BEGIN

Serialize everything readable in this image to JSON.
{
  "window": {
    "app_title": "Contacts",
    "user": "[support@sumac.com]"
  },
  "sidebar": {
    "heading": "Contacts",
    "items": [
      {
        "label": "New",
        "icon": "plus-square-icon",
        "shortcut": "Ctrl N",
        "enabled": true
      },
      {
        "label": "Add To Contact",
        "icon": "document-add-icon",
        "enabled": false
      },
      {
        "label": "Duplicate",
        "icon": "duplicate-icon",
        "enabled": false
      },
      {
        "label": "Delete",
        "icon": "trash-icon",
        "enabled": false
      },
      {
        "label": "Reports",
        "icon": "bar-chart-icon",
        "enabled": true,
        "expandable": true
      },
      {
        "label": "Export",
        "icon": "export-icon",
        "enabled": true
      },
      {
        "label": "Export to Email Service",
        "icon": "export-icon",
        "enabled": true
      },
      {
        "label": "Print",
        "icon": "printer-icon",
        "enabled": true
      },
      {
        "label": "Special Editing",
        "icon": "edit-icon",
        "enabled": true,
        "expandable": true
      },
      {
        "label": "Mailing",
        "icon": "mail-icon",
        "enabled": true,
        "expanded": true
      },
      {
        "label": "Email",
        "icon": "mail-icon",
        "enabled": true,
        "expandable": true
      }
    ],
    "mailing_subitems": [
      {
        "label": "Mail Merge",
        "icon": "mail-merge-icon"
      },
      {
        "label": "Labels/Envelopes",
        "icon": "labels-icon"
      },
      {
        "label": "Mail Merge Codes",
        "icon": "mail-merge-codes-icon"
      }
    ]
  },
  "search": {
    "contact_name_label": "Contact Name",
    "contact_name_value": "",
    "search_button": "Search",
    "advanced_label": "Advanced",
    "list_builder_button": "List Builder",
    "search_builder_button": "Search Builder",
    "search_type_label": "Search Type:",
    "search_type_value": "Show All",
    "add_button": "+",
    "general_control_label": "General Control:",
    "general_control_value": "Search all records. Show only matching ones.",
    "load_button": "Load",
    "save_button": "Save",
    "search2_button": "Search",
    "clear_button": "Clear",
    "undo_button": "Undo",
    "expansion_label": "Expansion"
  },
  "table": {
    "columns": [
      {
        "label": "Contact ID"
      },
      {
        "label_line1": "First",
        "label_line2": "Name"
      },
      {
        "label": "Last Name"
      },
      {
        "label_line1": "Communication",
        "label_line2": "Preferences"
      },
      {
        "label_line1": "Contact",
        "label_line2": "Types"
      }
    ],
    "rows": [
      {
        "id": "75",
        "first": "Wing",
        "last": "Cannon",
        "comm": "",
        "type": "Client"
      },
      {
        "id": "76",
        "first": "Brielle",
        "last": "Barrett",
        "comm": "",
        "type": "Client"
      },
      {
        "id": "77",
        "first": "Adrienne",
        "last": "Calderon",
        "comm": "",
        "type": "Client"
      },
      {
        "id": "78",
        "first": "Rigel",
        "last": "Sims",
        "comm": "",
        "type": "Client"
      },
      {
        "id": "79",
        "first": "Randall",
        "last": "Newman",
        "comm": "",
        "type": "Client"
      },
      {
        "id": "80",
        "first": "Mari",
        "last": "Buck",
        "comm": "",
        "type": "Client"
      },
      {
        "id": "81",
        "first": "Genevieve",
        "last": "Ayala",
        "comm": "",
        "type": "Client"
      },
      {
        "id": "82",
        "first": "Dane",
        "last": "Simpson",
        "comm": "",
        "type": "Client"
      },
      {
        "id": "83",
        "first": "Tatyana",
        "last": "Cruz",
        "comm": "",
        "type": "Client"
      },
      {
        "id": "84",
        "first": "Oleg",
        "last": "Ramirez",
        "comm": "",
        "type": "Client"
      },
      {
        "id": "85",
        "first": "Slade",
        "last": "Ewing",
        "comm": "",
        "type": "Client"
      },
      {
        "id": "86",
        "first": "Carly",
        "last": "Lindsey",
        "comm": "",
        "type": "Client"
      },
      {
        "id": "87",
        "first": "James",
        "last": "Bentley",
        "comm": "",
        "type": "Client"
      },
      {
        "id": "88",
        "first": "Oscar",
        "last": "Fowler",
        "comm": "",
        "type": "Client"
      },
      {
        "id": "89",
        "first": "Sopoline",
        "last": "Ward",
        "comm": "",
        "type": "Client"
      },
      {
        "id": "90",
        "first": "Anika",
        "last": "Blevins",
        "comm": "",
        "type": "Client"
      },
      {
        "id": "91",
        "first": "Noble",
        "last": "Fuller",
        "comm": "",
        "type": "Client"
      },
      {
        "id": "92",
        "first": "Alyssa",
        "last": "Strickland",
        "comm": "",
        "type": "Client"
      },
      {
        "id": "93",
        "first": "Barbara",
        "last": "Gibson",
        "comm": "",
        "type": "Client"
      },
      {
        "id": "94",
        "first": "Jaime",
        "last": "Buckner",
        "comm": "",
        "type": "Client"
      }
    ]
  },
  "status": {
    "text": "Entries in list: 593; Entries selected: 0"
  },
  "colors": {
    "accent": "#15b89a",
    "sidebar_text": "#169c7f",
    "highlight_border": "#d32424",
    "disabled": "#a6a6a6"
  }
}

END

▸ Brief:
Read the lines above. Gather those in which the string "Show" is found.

▸ Expected output:
    "search_type_value": "Show All",
    "general_control_value": "Search all records. Show only matching ones.",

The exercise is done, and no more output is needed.